The records:
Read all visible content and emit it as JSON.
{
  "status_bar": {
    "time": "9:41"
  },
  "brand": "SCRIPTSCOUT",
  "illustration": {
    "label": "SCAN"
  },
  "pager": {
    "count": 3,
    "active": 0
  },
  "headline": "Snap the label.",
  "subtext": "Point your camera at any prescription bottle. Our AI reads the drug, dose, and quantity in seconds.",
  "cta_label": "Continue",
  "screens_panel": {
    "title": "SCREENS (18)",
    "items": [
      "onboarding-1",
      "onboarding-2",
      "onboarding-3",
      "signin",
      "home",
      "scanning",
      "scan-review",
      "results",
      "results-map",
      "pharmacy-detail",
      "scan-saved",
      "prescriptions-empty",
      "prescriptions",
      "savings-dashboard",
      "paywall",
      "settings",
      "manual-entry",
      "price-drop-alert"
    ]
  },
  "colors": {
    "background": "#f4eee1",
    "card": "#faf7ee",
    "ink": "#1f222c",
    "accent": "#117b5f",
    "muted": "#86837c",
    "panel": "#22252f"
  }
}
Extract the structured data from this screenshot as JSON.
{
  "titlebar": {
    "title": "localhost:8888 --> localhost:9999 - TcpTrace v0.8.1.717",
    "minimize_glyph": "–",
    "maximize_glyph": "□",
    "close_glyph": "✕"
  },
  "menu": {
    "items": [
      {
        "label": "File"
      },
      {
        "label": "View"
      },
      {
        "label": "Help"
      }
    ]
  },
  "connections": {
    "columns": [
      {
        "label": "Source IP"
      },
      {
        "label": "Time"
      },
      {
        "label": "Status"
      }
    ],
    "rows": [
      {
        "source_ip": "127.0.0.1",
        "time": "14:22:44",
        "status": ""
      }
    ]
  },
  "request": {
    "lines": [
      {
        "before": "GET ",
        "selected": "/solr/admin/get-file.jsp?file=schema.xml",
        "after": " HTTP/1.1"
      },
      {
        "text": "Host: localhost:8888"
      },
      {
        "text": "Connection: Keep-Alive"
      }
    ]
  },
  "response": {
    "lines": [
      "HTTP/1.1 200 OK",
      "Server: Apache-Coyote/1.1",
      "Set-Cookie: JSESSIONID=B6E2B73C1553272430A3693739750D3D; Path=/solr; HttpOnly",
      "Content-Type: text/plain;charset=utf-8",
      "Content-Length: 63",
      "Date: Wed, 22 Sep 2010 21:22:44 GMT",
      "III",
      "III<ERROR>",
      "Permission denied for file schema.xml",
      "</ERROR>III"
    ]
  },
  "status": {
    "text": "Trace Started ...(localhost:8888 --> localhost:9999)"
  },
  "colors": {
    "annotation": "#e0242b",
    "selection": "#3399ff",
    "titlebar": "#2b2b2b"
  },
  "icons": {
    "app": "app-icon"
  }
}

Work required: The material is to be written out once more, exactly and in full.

Task response:
Read all visible content and emit it as JSON.
{
  "status_bar": {
    "time": "9:41"
  },
  "brand": "SCRIPTSCOUT",
  "illustration": {
    "label": "SCAN"
  },
  "pager": {
    "count": 3,
    "active": 0
  },
  "headline": "Snap the label.",
  "subtext": "Point your camera at any prescription bottle. Our AI reads the drug, dose, and quantity in seconds.",
  "cta_label": "Continue",
  "screens_panel": {
    "title": "SCREENS (18)",
    "items": [
      "onboarding-1",
      "onboarding-2",
      "onboarding-3",
      "signin",
      "home",
      "scanning",
      "scan-review",
      "results",
      "results-map",
      "pharmacy-detail",
      "scan-saved",
      "prescriptions-empty",
      "prescriptions",
      "savings-dashboard",
      "paywall",
      "settings",
      "manual-entry",
      "price-drop-alert"
    ]
  },
  "colors": {
    "background": "#f4eee1",
    "card": "#faf7ee",
    "ink": "#1f222c",
    "accent": "#117b5f",
    "muted": "#86837c",
    "panel": "#22252f"
  }
}
Extract the structured data from this screenshot as JSON.
{
  "titlebar": {
    "title": "localhost:8888 --> localhost:9999 - TcpTrace v0.8.1.717",
    "minimize_glyph": "–",
    "maximize_glyph": "□",
    "close_glyph": "✕"
  },
  "menu": {
    "items": [
      {
        "label": "File"
      },
      {
        "label": "View"
      },
      {
        "label": "Help"
      }
    ]
  },
  "connections": {
    "columns": [
      {
        "label": "Source IP"
      },
      {
        "label": "Time"
      },
      {
        "label": "Status"
      }
    ],
    "rows": [
      {
        "source_ip": "127.0.0.1",
        "time": "14:22:44",
        "status": ""
      }
    ]
  },
  "request": {
    "lines": [
      {
        "before": "GET ",
        "selected": "/solr/admin/get-file.jsp?file=schema.xml",
        "after": " HTTP/1.1"
      },
      {
        "text": "Host: localhost:8888"
      },
      {
        "text": "Connection: Keep-Alive"
      }
    ]
  },
  "response": {
    "lines": [
      "HTTP/1.1 200 OK",
      "Server: Apache-Coyote/1.1",
      "Set-Cookie: JSESSIONID=B6E2B73C1553272430A3693739750D3D; Path=/solr; HttpOnly",
      "Content-Type: text/plain;charset=utf-8",
      "Content-Length: 63",
      "Date: Wed, 22 Sep 2010 21:22:44 GMT",
      "III",
      "III<ERROR>",
      "Permission denied for file schema.xml",
      "</ERROR>III"
    ]
  },
  "status": {
    "text": "Trace Started ...(localhost:8888 --> localhost:9999)"
  },
  "colors": {
    "annotation": "#e0242b",
    "selection": "#3399ff",
    "titlebar": "#2b2b2b"
  },
  "icons": {
    "app": "app-icon"
  }
}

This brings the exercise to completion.